EXCERPTED RECORDS below:

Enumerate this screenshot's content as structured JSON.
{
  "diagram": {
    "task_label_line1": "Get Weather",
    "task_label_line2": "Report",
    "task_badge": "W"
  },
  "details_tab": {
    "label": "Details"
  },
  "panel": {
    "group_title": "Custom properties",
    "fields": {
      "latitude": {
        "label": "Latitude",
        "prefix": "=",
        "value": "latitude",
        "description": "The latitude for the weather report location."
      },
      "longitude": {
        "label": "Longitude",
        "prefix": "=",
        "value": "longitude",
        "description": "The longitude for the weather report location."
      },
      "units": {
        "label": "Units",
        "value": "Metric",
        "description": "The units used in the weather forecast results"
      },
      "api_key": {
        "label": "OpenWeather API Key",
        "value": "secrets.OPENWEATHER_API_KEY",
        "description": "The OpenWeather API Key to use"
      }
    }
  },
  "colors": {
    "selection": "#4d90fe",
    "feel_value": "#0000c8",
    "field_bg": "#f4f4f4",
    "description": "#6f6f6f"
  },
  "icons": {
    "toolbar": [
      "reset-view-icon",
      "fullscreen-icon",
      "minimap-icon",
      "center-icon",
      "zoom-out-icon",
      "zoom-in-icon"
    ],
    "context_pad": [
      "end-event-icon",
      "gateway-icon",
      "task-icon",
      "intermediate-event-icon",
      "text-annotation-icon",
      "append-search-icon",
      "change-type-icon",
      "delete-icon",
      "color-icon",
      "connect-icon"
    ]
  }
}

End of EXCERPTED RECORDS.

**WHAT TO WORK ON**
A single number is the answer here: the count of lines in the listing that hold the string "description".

**ANSWER TO THIS TASK**
5